WASHINGTON (JTA) — Azerbaijan’s embassy is hosting a Hanukkah party at a hotel owned by President-elect Donald Trump and his family.
The party will take place Dec. 14 and will celebrate “freedom and diversity,” said the invitation, obtained Friday by JTA, a signal of closer ties between the west Asian nation and Israel and some of its supporters in the United States. The Conference of Presidents of Major American Jewish Organizations is co-hosting the event.
Israel and Azerbaijan, a mostly Muslim nation on the Caspian Sea, have strengthened relations in recent years. Azerbaijan, which is reportedly Israel’s biggest oil supplier and a key purchaser of Israeli arms, sent a firefighting plane to Israel last months as fires swept the country.
The Conference of Presidents, made up of the leadership of over 50 Jewish organizations, is a consensus body representing the organized Jewish community to the executive branch.
A number of other embassies have booked space in the Trump International Hotel for events around Trump’s inauguration next month, and a range of experts on government ethics have raised questions about the propriety of diplomats paying to stay at the hotel when they have separate business with the U.S. government.
Malcolm Hoenlein, the executive vice-chairman of the umbrella body, told JTA that the Azerbaijani embassy had rented the location because of its proximity to the White House, where President Barack Obama’s final Hanukkah Party will be taking place the same evening.

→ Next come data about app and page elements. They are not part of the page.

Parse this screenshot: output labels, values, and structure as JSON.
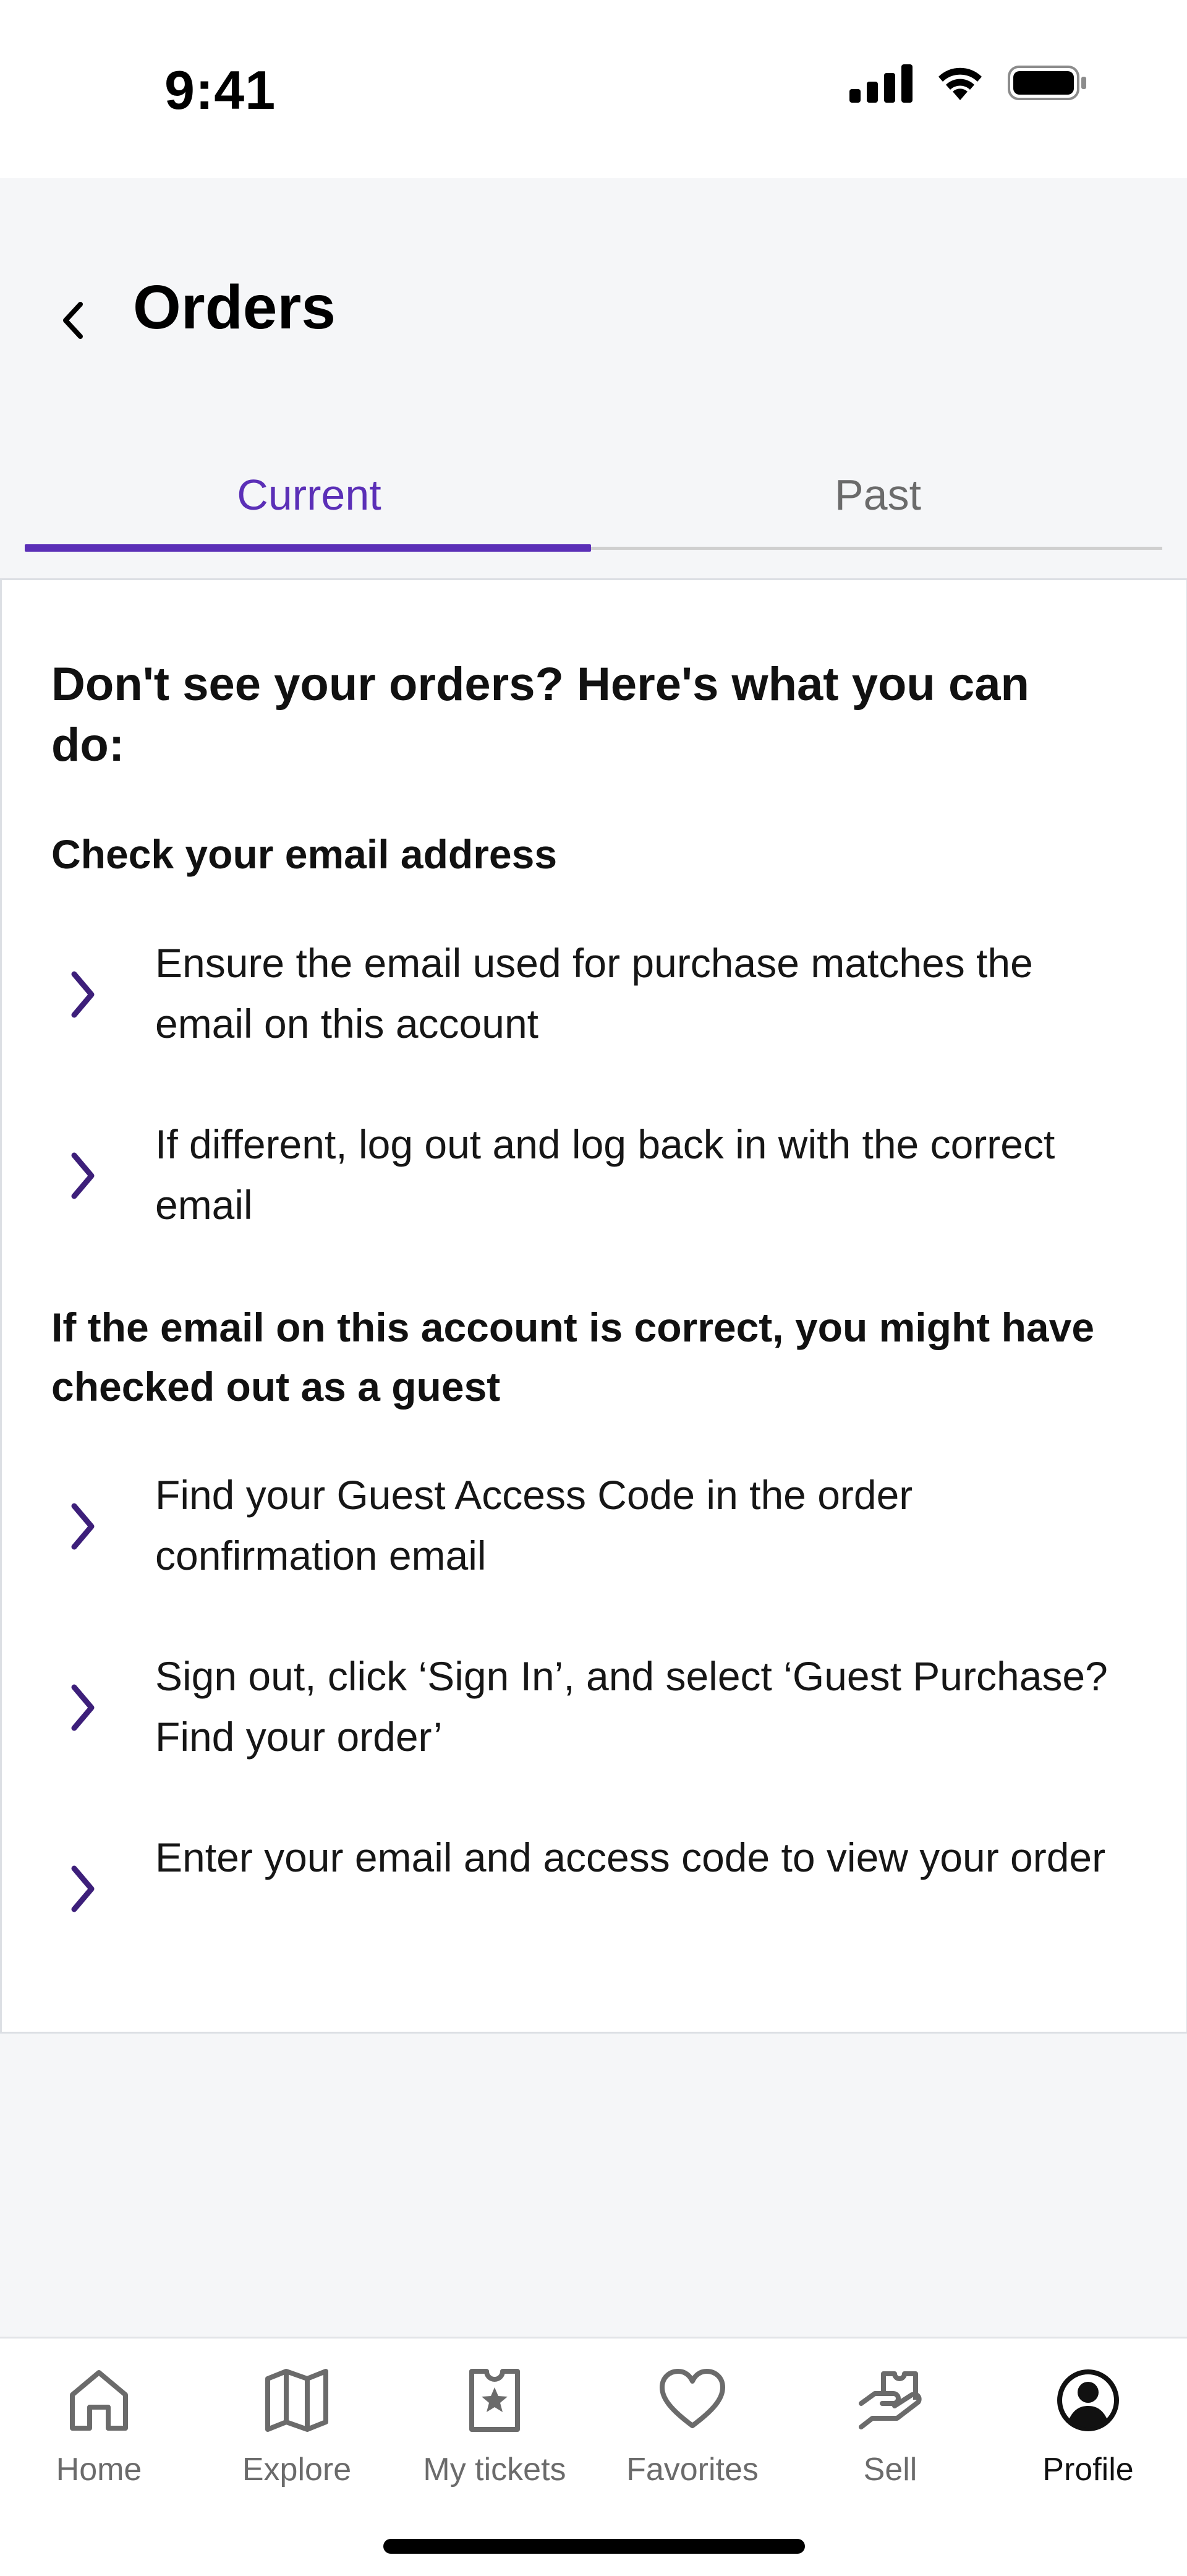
{
  "status_bar": {
    "time": "9:41"
  },
  "header": {
    "title": "Orders"
  },
  "tabs": [
    {
      "label": "Current",
      "active": true
    },
    {
      "label": "Past",
      "active": false
    }
  ],
  "card": {
    "heading": "Don't see your orders? Here's what you can do:",
    "sections": [
      {
        "title": "Check your email address",
        "items": [
          "Ensure the email used for purchase matches the email on this account",
          "If different, log out and log back in with the correct email"
        ]
      },
      {
        "title": "If the email on this account is correct, you might have checked out as a guest",
        "items": [
          "Find your Guest Access Code in the order confirmation email",
          "Sign out, click ‘Sign In’, and select ‘Guest Purchase? Find your order’",
          "Enter your email and access code to view your order"
        ]
      }
    ]
  },
  "bottom_nav": [
    {
      "label": "Home",
      "icon": "home-icon"
    },
    {
      "label": "Explore",
      "icon": "map-icon"
    },
    {
      "label": "My tickets",
      "icon": "ticket-icon"
    },
    {
      "label": "Favorites",
      "icon": "heart-icon"
    },
    {
      "label": "Sell",
      "icon": "sell-icon"
    },
    {
      "label": "Profile",
      "icon": "profile-icon",
      "active": true
    }
  ],
  "colors": {
    "accent": "#5b2fb7",
    "chevron": "#3d1f7a",
    "background": "#f5f6f8"
  }
}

Trump has said he will shut himself off from his businesses, although he has not said whether his adult children, who are co-owners of the hotel, will do the same. He plans to outline how he will separate his business and government affairs on Dec. 15 at a press conference.

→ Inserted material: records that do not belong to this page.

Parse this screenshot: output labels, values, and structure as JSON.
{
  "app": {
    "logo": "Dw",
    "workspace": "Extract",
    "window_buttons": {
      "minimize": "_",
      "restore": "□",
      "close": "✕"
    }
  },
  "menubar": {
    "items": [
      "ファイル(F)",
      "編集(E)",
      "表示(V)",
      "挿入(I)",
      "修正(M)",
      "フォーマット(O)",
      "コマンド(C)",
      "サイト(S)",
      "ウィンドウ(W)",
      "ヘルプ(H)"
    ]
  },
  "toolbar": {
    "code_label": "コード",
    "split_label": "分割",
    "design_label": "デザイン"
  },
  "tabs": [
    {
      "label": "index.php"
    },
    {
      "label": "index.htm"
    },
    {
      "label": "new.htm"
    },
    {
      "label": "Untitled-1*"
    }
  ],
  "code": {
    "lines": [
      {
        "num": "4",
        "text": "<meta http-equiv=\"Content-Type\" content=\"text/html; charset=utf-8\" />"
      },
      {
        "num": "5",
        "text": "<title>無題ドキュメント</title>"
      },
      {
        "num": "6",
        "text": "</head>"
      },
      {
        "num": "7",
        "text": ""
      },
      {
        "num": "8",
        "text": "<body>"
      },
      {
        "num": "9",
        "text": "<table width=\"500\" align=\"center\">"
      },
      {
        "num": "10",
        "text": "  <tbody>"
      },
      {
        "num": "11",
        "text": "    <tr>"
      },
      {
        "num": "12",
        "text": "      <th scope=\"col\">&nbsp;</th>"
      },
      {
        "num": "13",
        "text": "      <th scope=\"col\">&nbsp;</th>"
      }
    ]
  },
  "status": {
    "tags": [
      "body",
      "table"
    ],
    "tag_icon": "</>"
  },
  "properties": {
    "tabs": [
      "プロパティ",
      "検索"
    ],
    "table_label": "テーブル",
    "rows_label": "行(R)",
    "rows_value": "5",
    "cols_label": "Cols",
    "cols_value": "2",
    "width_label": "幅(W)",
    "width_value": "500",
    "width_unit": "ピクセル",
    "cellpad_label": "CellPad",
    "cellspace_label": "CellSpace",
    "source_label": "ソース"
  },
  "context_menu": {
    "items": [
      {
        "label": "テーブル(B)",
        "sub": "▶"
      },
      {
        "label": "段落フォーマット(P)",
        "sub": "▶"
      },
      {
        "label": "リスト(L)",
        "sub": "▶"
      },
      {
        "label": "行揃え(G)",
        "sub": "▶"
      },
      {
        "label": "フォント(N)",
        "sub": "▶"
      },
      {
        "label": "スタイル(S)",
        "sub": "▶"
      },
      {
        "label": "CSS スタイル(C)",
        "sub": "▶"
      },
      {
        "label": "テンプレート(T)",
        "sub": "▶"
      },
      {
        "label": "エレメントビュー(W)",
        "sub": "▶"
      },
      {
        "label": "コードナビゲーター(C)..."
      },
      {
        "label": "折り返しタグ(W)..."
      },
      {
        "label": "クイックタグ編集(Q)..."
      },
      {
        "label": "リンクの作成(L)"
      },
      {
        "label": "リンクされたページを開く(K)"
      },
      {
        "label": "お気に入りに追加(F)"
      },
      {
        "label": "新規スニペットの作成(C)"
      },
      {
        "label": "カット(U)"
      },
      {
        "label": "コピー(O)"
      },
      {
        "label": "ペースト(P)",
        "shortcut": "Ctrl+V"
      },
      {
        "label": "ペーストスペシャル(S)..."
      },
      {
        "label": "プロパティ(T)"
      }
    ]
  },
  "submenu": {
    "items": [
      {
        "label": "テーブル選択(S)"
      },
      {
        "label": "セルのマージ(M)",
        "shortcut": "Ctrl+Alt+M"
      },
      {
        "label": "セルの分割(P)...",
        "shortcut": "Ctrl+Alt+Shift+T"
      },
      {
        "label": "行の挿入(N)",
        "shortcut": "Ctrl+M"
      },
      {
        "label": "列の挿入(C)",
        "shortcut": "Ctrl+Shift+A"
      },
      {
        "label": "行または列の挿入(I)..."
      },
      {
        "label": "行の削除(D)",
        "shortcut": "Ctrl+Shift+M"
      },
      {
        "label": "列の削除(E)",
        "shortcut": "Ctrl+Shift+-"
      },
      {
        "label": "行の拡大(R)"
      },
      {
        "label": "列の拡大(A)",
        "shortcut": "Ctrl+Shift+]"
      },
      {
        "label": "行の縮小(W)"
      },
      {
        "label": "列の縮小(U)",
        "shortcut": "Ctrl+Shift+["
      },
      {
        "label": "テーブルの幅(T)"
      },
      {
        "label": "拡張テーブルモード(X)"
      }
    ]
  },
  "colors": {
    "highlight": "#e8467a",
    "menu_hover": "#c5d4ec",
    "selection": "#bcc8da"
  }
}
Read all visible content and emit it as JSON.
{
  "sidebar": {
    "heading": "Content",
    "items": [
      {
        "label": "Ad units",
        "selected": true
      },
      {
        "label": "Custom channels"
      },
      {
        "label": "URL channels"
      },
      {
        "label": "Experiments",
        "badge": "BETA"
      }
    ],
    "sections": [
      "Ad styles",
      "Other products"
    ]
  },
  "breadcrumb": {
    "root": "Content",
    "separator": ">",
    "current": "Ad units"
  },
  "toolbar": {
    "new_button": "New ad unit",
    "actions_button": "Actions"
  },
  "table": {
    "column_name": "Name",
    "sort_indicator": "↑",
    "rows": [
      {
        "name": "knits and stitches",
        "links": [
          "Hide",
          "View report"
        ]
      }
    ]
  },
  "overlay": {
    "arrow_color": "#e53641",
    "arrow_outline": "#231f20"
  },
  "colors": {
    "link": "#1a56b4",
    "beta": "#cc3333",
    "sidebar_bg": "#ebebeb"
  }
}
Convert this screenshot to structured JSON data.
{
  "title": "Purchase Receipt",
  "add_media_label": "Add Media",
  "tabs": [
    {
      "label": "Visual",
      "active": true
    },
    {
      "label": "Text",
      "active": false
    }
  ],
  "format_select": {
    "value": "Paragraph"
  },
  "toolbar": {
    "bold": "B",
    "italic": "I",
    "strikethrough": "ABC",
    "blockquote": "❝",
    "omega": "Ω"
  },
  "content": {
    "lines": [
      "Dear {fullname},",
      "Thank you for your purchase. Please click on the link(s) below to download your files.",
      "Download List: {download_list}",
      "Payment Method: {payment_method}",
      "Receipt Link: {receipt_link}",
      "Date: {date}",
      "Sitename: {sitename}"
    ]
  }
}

The choice of venue was criticized in a statement issued by Rabbi Rick Jacobs, the president of the Union for Reform Judaism, which is a liberal member of the Conference of Presidents and has been critical of Trump. Given Trump’s own ongoing efforts to resolve potential conflicts involving his businesses, Jacobs said, it would have been “far preferable” to choose another location in downtown Washington.